December 6, 1917 marked a horrifying event in Canada when over 2,000 people lost their lives in the explosion of a munitions ship in Halifax harbour that also made over 25,000 people homeless. Imagine~one fifth of the population was killed or injured. As the Vancouver Sun reported the explosion resulted in the opportunity to rebuild the city with better constructed houses, paved roads, and proper water pipes and discharge sewers, an effort that took many years. Many organizations, the City of Boston as well as the Rockefeller Foundation teamed together to bring health and sanitary services back to the community. This has been documented in a new book edited by David Sutherland called We Harbour No Evil Design: Rehabilitation Efforts after the Halifax Explosion of 1917.
Halifax still had open sewers and a declining tax base in 1917 but the funding that came to rebuild the city in a sanitary way was not distributed evenly. In Halifax’s North End author Michelle Herbert Boyd observed that while wealthier areas such as Richmond were provided for, the African Canadian neighbourhood of Africville received scant assistance. Instead while Richmond was “being reconstructed and improved after the Explosion, the main sewer line was brought directly through Africville to empty into Bedford Basin; Africville residents were not themselves given sewer service, and to add insult to injury, they had to endure raw sewage from their Richmond neighbours running through their backyards whenever a line broke.” In the 1960’s Africville itself was destroyed as part of the rehabilitation projects in vogue at the time; only a handful of residents had proof of title.

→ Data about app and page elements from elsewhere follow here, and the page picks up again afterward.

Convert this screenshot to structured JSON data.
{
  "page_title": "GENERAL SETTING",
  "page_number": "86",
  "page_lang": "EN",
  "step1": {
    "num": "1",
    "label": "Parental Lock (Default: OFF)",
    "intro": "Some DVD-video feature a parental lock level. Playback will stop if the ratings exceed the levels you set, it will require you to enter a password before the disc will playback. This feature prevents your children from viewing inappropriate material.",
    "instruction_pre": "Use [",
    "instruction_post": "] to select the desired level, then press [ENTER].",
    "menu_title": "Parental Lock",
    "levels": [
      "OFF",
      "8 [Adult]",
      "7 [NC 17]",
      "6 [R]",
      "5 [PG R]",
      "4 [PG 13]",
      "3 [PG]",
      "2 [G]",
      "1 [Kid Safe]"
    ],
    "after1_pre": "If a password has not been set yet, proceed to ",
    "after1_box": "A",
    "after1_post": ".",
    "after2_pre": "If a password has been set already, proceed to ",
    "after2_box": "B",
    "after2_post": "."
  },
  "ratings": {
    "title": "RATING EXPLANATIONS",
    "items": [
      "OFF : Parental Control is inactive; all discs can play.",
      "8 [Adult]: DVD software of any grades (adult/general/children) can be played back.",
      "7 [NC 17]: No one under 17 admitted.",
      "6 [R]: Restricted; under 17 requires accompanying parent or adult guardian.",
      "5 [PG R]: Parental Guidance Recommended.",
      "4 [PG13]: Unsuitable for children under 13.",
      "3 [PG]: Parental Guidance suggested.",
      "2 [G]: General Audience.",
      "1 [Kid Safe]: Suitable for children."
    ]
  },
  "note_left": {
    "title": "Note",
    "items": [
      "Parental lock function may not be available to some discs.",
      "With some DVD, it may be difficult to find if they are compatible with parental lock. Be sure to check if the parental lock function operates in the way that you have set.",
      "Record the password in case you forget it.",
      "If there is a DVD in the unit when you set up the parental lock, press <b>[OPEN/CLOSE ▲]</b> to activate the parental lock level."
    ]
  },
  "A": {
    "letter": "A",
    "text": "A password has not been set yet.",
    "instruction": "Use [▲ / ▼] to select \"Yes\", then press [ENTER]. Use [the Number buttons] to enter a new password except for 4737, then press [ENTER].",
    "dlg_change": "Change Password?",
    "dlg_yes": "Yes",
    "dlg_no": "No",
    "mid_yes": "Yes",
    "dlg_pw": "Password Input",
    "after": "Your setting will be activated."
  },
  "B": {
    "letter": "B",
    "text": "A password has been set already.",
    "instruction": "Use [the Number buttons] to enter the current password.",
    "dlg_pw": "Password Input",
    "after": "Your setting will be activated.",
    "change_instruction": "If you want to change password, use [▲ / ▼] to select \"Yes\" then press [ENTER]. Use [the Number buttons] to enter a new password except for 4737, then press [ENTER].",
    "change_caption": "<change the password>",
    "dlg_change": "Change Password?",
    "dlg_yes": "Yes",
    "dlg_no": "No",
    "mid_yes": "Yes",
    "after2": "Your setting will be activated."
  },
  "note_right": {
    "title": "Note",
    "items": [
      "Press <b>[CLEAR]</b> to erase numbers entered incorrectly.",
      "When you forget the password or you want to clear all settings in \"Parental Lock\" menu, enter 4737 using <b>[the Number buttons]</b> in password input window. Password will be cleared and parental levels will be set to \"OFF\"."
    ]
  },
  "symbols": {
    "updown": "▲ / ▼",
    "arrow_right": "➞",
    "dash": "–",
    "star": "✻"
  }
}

Remnants of the force of the 1917 explosion are still evident today. Arborists taking large trees down in Halifax find trees girdled by metal shrapnel from that blast. Only three types of trees can survive catastrophic explosions-maples, poplars and willows, due to their softer bark and adaptability. Halifax could never sell its timber anywhere after the blast due to the shrapnel in the tree trunks potentially damaging sawmill saws. But each year a Christmas tree is still sent to the City of Boston to thank the citizens for the help and service during that disaster one hundred years ago.
Images of the devastation after the Halifax explosion can be seen in the YouTube video below.